Exercise prompt - Your task is to find every line in the records that holds the string "time" and copy it.

Record excerpts -
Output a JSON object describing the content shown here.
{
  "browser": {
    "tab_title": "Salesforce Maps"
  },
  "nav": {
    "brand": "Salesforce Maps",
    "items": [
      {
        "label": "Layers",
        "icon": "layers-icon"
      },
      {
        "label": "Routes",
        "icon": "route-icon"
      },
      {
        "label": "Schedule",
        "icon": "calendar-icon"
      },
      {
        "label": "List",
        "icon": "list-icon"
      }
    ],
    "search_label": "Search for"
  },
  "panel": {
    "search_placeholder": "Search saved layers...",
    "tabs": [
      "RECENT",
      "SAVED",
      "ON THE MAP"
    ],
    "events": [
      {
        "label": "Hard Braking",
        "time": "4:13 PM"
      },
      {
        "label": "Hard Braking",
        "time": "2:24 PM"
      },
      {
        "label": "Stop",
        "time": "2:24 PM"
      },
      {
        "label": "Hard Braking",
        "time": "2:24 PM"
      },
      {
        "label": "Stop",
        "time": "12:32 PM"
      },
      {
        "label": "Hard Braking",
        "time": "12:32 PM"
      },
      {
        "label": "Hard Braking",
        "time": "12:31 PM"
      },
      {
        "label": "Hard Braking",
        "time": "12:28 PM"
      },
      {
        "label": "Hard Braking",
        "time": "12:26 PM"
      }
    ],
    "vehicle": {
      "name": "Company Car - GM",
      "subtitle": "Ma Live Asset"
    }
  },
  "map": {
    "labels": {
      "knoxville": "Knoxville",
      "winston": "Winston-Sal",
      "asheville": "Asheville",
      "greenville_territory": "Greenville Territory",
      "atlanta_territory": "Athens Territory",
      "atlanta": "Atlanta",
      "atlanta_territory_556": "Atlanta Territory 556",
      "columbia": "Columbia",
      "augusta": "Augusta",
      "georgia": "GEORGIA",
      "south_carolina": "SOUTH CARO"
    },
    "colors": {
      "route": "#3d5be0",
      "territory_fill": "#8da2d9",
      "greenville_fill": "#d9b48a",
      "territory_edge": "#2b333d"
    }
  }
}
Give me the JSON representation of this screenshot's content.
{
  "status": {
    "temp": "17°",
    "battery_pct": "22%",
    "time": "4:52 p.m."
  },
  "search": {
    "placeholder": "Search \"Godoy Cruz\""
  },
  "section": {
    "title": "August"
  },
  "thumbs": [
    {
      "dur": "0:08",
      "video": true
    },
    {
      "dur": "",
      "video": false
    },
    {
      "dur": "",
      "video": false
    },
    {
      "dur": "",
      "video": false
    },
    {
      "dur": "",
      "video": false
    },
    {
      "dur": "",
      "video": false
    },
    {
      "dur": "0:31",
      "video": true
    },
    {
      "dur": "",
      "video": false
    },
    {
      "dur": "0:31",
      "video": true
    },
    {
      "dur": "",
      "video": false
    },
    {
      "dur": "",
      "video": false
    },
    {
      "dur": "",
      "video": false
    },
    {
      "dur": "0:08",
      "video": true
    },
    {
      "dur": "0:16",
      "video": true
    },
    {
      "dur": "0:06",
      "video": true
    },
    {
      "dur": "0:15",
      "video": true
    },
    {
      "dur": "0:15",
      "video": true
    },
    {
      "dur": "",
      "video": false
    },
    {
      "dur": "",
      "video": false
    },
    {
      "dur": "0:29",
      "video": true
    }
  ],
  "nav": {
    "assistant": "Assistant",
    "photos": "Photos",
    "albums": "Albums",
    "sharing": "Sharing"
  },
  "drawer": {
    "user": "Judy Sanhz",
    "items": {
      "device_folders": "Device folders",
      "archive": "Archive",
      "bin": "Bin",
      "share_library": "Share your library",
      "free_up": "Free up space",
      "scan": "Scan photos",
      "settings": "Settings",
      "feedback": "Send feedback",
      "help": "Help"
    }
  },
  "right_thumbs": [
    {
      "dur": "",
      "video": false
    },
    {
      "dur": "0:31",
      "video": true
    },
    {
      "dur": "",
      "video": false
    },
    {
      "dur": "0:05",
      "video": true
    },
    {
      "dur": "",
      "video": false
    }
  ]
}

Solution to this problem -
        "time": "4:13 PM"
        "time": "2:24 PM"
        "time": "2:24 PM"
        "time": "2:24 PM"
        "time": "12:32 PM"
        "time": "12:32 PM"
        "time": "12:31 PM"
        "time": "12:28 PM"
        "time": "12:26 PM"
    "time": "4:52 p.m."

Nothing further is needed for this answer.